Australia’s National Science Statement was released in March 2017 and identifies science as one of the critical elements for Australia to deliver new sources of growth, maintain high-wage jobs and seize the next wave of economic propsperity. The statement describes how science – including the natural, physical and life sciences, medical and health sciences, mathematics, engineering and technology-related disciplines – plays an important role in today’s workforce and will become increasingly important in the future.
The statement puts “engaging all Australians with science” as its first principle, followed by “building our scientific capability and skills”. Of particular importance is redressing the STEM skills shortage and decline in participation and performance, with cultural barriers identified as a major concern. Inspiring Australia will continue to play a key role in ensuring that Australians everywhere can engage with science and realise its benefits.
Engagement goals include that:
- Science and mathematics education are interesting, relatable and valued by parents and teachers, supporting high levels of participation and appreciation at all levels of education
- Scientific knowledge and skills are valued by employers and in the workforce

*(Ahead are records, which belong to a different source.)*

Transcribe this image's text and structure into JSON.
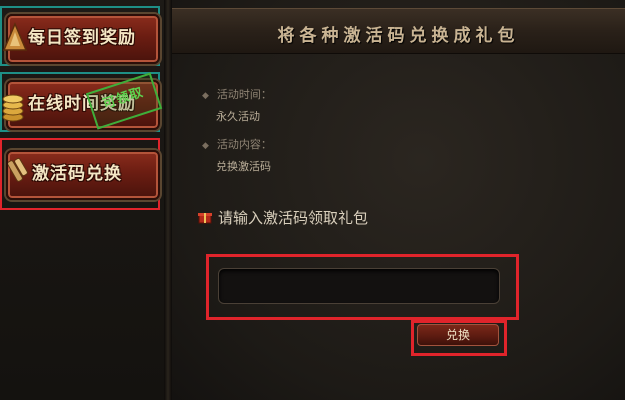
{
  "sidebar": {
    "items": [
      {
        "label": "每日签到奖励",
        "icon": "sign-in-scroll-icon"
      },
      {
        "label": "在线时间奖励",
        "icon": "gold-coins-icon",
        "badge": "可领取"
      },
      {
        "label": "激活码兑换",
        "icon": "key-scroll-icon"
      }
    ]
  },
  "main": {
    "title": "将各种激活码兑换成礼包",
    "activity_time_label": "活动时间：",
    "activity_time_value": "永久活动",
    "activity_content_label": "活动内容：",
    "activity_content_value": "兑换激活码",
    "prompt": "请输入激活码领取礼包",
    "code_input": {
      "value": "",
      "placeholder": ""
    },
    "redeem_label": "兑换"
  },
  "colors": {
    "accent_red": "#e0242b",
    "accent_teal": "#1e8f86",
    "title_gold": "#c9b493"
  }
}
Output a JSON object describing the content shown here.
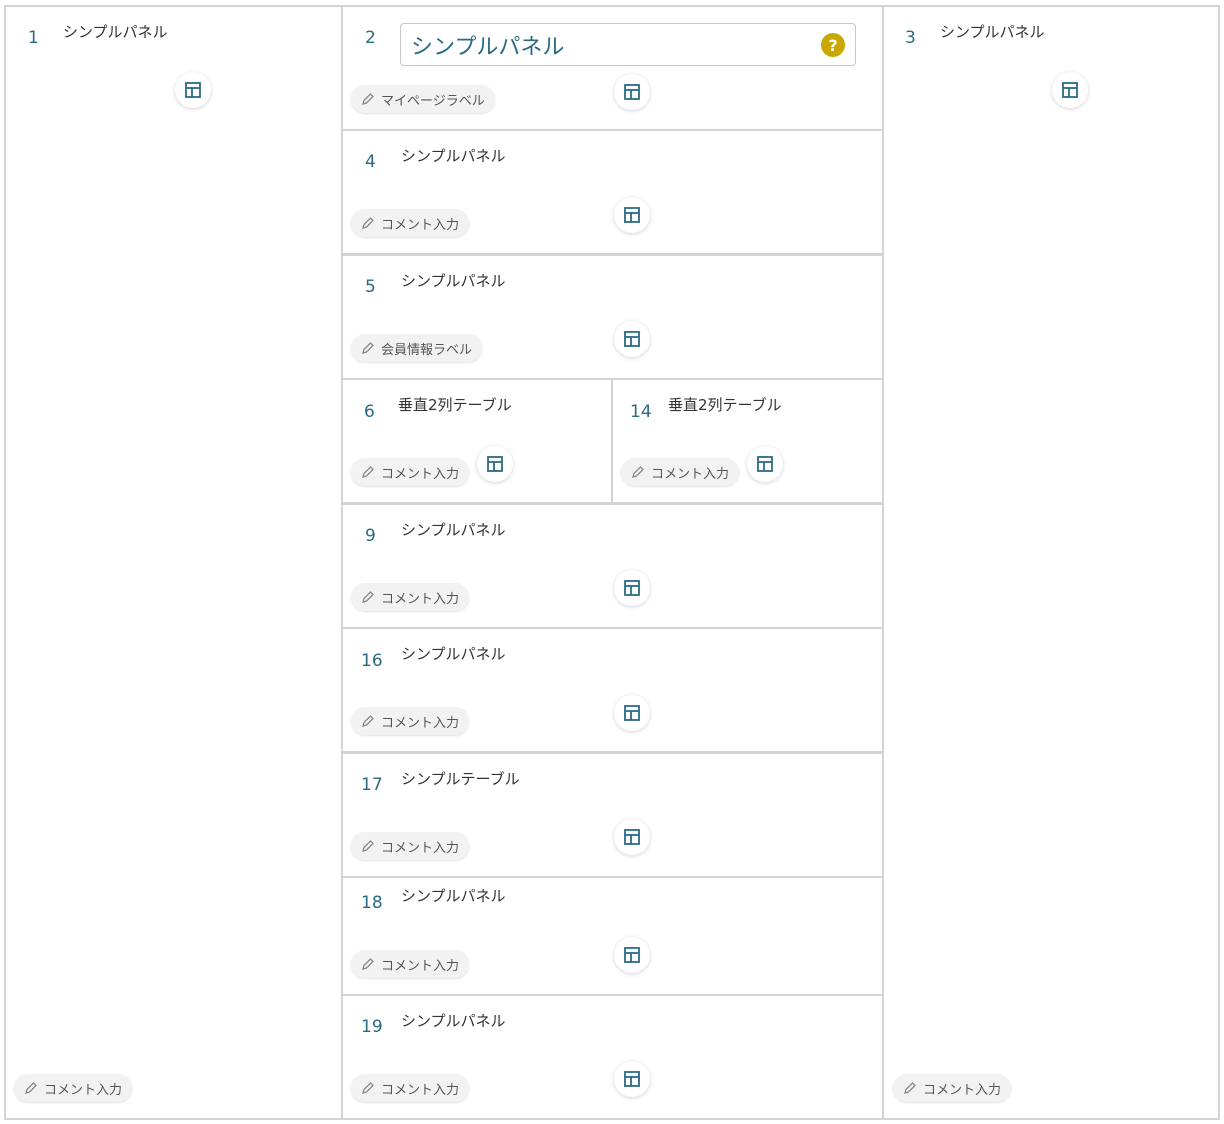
{
  "colors": {
    "accent": "#2a6b82",
    "border": "#d4d4d4",
    "help": "#c9a800",
    "chip_bg": "#f2f2f2"
  },
  "icons": {
    "layout": "layout-icon",
    "pencil": "pencil-icon",
    "help": "help-icon"
  },
  "help_symbol": "?",
  "title_input_value": "シンプルパネル",
  "panels": [
    {
      "num": "1",
      "title": "シンプルパネル",
      "chip": "コメント入力"
    },
    {
      "num": "2",
      "title": "",
      "chip": "マイページラベル"
    },
    {
      "num": "3",
      "title": "シンプルパネル",
      "chip": "コメント入力"
    },
    {
      "num": "4",
      "title": "シンプルパネル",
      "chip": "コメント入力"
    },
    {
      "num": "5",
      "title": "シンプルパネル",
      "chip": "会員情報ラベル"
    },
    {
      "num": "6",
      "title": "垂直2列テーブル",
      "chip": "コメント入力"
    },
    {
      "num": "14",
      "title": "垂直2列テーブル",
      "chip": "コメント入力"
    },
    {
      "num": "9",
      "title": "シンプルパネル",
      "chip": "コメント入力"
    },
    {
      "num": "16",
      "title": "シンプルパネル",
      "chip": "コメント入力"
    },
    {
      "num": "17",
      "title": "シンプルテーブル",
      "chip": "コメント入力"
    },
    {
      "num": "18",
      "title": "シンプルパネル",
      "chip": "コメント入力"
    },
    {
      "num": "19",
      "title": "シンプルパネル",
      "chip": "コメント入力"
    }
  ]
}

- The general public is engaged by and appreciates science, building support for investment in science
- All Australians have the opportunity to engage with scientists and contribute to scientific processes and discourses
While not everyone needs highly specialised scientific skills, the statement advocates for the need to ensure science literacy so that individuals can make informed decisions about their lives and can participate as informed members of society. Community engagement with science is described as “mutually beneficial”, supporting improved research program design and data collection, strong public discourse about science and better use of scientific information in decision making. STEM education is considered critical to ensure that Australians are able to participate in our increasingly science-driven society, whether through employment or in their everyday lives. Underrepresented groups, including women and girls, Indigenous Australians, and those in rural and regional areas, will be supported to overcome their lower participation rates in many areas of science.

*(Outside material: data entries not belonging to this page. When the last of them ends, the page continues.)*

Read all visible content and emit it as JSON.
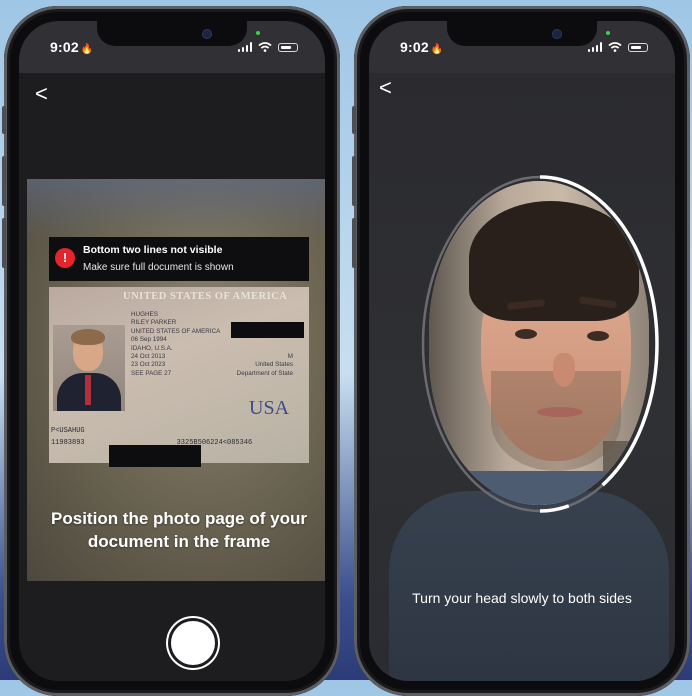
{
  "phones": [
    {
      "status": {
        "time": "9:02"
      },
      "back_label": "<",
      "alert": {
        "title": "Bottom two lines not visible",
        "message": "Make sure full document is shown",
        "icon": "alert-circle-icon",
        "color": "#e4252c"
      },
      "passport": {
        "header": "UNITED STATES OF AMERICA",
        "fields": [
          "HUGHES",
          "RILEY PARKER",
          "UNITED STATES OF AMERICA",
          "06 Sep 1994",
          "IDAHO, U.S.A.",
          "24 Oct 2013",
          "23 Oct 2023",
          "SEE PAGE 27"
        ],
        "fields_right": [
          "M",
          "United States",
          "Department of State"
        ],
        "country_mark": "USA",
        "mrz_line1": "P<USAHUG",
        "mrz_line2": "11983893",
        "mrz_line2_end": "3325B506224<085346"
      },
      "instruction": "Position the photo page of your document in the frame",
      "shutter_icon": "shutter-button-icon"
    },
    {
      "status": {
        "time": "9:02"
      },
      "back_label": "<",
      "instruction": "Turn your head slowly to both sides"
    }
  ]
}
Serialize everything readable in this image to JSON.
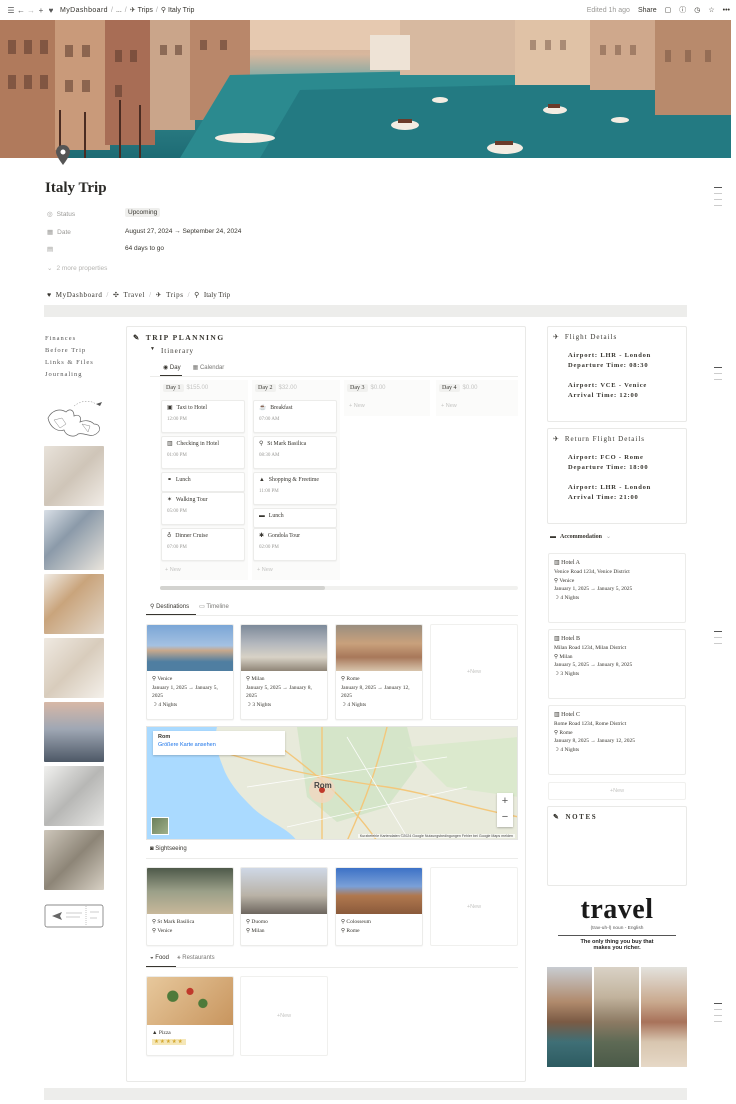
{
  "topbar": {
    "crumbs": [
      "MyDashboard",
      "...",
      "Trips",
      "Italy Trip"
    ],
    "edited": "Edited 1h ago",
    "share": "Share"
  },
  "page": {
    "title": "Italy Trip",
    "props": [
      {
        "label": "Status",
        "value": "Upcoming",
        "icon": "status-icon"
      },
      {
        "label": "Date",
        "value": "August 27, 2024 → September 24, 2024",
        "icon": "calendar-icon"
      },
      {
        "label": "",
        "value": "64 days to go",
        "icon": "formula-icon"
      }
    ],
    "more_props": "2 more properties",
    "crumbs": [
      "MyDashboard",
      "Travel",
      "Trips",
      "Italy Trip"
    ]
  },
  "nav": {
    "links": [
      "Finances",
      "Before Trip",
      "Links & Files",
      "Journaling"
    ]
  },
  "planning": {
    "title": "TRIP PLANNING",
    "itinerary": "Itinerary",
    "tabs": [
      "Day",
      "Calendar"
    ],
    "days": [
      {
        "label": "Day 1",
        "cost": "$155.00",
        "items": [
          {
            "name": "Taxi to Hotel",
            "time": "12:00 PM"
          },
          {
            "name": "Checking in Hotel",
            "time": "01:00 PM"
          },
          {
            "name": "Lunch",
            "time": ""
          },
          {
            "name": "Walking Tour",
            "time": "05:00 PM"
          },
          {
            "name": "Dinner Cruise",
            "time": "07:00 PM"
          }
        ]
      },
      {
        "label": "Day 2",
        "cost": "$32.00",
        "items": [
          {
            "name": "Breakfast",
            "time": "07:00 AM"
          },
          {
            "name": "St Mark Basilica",
            "time": "08:30 AM"
          },
          {
            "name": "Shopping & Freetime",
            "time": "11:00 PM"
          },
          {
            "name": "Lunch",
            "time": ""
          },
          {
            "name": "Gondola Tour",
            "time": "02:00 PM"
          }
        ]
      },
      {
        "label": "Day 3",
        "cost": "$0.00",
        "items": []
      },
      {
        "label": "Day 4",
        "cost": "$0.00",
        "items": []
      }
    ],
    "new_label": "New",
    "dest_tabs": [
      "Destinations",
      "Timeline"
    ],
    "destinations": [
      {
        "name": "Venice",
        "dates": "January 1, 2025 → January 5, 2025",
        "nights": "4 Nights"
      },
      {
        "name": "Milan",
        "dates": "January 5, 2025 → January 8, 2025",
        "nights": "3 Nights"
      },
      {
        "name": "Rome",
        "dates": "January 8, 2025 → January 12, 2025",
        "nights": "4 Nights"
      }
    ],
    "map": {
      "place": "Rom",
      "link": "Größere Karte ansehen",
      "city_label": "Rom",
      "footer": "Kurzbefehle   Kartendaten ©2024 Google   Nutzungsbedingungen   Fehler bei Google Maps melden"
    },
    "sightseeing_label": "Sightseeing",
    "sights": [
      {
        "name": "St Mark Basilica",
        "city": "Venice"
      },
      {
        "name": "Duomo",
        "city": "Milan"
      },
      {
        "name": "Colosseum",
        "city": "Rome"
      }
    ],
    "food_tabs": [
      "Food",
      "Restaurants"
    ],
    "food": [
      {
        "name": "Pizza",
        "rating": "★★★★★"
      }
    ]
  },
  "flight": {
    "title": "Flight Details",
    "rows": [
      {
        "k": "Airport:",
        "v": "LHR - London"
      },
      {
        "k": "Departure Time:",
        "v": "08:30"
      },
      {
        "k": "Airport:",
        "v": "VCE - Venice"
      },
      {
        "k": "Arrival Time:",
        "v": "12:00"
      }
    ]
  },
  "return_flight": {
    "title": "Return Flight Details",
    "rows": [
      {
        "k": "Airport:",
        "v": "FCO - Rome"
      },
      {
        "k": "Departure Time:",
        "v": "18:00"
      },
      {
        "k": "Airport:",
        "v": "LHR - London"
      },
      {
        "k": "Arrival Time:",
        "v": "21:00"
      }
    ]
  },
  "accommodation": {
    "title": "Accommodation",
    "hotels": [
      {
        "name": "Hotel A",
        "address": "Venice Road 1234, Venice District",
        "city": "Venice",
        "dates": "January 1, 2025 → January 5, 2025",
        "nights": "4 Nights"
      },
      {
        "name": "Hotel B",
        "address": "Milan Road 1234, Milan District",
        "city": "Milan",
        "dates": "January 5, 2025 → January 8, 2025",
        "nights": "3 Nights"
      },
      {
        "name": "Hotel C",
        "address": "Rome Road 1234, Rome District",
        "city": "Rome",
        "dates": "January 8, 2025 → January 12, 2025",
        "nights": "4 Nights"
      }
    ]
  },
  "notes": {
    "title": "NOTES"
  },
  "quote": {
    "word": "travel",
    "phonetic": "(trav-uh-l) noun - English",
    "line1": "The only thing you buy that",
    "line2": "makes you richer."
  },
  "colors": {
    "accent": "#37352f",
    "muted": "#9b9a97",
    "rating": "#f5e7b8"
  }
}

The Government commits to taking a long-term strategic view of skills and talent, ensuring that the Australian education system provides the broad base of STEM skills required for the workforce of the future and that diverse career paths are valued – for example, recognising industry or entrepreneurial experience in academia. Importantly, maintaining STEM skills is identified as a goal requiring more than education and career development, with Inspiring Australia continuing in its role to progress the national strategy for engagement with the sciences to achieve a more innovative culture:

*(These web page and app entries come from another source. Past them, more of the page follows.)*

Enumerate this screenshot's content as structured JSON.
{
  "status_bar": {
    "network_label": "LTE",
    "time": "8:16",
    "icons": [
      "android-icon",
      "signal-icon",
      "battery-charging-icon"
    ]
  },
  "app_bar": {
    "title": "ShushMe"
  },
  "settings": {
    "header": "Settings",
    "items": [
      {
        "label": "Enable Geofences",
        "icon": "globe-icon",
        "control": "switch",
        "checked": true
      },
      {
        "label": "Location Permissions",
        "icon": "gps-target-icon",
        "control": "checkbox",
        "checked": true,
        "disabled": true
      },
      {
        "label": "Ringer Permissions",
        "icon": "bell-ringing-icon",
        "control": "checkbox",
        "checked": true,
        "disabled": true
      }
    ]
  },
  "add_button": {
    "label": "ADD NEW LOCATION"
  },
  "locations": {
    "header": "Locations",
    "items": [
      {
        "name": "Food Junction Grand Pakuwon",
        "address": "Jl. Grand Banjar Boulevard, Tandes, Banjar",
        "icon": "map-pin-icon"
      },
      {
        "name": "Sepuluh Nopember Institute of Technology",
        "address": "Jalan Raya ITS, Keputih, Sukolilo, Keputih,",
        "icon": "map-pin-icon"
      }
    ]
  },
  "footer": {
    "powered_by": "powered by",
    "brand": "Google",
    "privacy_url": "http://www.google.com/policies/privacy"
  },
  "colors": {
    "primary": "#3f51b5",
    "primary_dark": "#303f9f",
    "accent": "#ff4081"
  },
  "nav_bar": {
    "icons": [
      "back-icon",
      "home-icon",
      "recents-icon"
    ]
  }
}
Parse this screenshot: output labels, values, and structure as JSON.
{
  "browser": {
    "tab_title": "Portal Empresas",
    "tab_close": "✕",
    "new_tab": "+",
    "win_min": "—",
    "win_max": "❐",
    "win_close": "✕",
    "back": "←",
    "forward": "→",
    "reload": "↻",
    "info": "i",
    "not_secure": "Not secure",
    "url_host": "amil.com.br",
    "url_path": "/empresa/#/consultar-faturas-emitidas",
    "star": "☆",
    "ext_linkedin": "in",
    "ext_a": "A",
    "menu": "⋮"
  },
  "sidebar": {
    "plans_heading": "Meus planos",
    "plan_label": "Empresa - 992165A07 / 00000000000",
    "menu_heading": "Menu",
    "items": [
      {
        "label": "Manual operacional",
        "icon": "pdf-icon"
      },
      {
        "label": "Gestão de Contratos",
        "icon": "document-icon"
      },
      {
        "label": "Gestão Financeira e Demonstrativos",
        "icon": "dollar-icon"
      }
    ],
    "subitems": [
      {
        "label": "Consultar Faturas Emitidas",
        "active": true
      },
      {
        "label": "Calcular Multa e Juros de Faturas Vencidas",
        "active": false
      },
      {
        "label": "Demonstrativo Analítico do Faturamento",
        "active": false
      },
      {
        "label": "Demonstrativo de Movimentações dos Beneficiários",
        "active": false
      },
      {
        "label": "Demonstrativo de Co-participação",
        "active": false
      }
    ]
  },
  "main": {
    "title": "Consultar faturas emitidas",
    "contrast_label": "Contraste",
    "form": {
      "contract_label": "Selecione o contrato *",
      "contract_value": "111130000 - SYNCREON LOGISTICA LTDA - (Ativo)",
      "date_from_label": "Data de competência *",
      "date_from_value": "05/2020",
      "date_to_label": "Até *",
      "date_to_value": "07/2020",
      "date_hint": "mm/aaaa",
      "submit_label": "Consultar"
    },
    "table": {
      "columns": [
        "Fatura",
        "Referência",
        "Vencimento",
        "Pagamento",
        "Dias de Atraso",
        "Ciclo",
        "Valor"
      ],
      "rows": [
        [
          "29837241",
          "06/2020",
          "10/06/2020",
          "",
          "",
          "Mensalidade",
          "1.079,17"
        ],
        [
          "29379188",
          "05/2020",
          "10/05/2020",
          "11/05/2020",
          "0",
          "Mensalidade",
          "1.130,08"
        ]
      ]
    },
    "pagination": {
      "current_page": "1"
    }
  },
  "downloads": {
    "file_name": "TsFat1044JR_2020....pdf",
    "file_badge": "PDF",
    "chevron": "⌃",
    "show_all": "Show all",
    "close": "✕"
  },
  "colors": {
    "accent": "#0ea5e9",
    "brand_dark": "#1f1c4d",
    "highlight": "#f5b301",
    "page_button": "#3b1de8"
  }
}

“A scientifically engaged community will value science and understand its importance to Australia’s prosperity and wellbeing, and will participate in public dialogue about science and technology. This can be achieved through maintaining a strong focus on STEM engagement and participation at all levels of society, including within families and communities.
Science engagement is delivered not only by the Australian Government, but also by state and territory governments, many local authorities, the scientific knowledge and outreach sectors, and many parts of the private sector and the community. The government will work with these other key participants in science engagement program delivery to support activities that communicate science, encourage wide community participation in science and inspire excellence in the sciences.”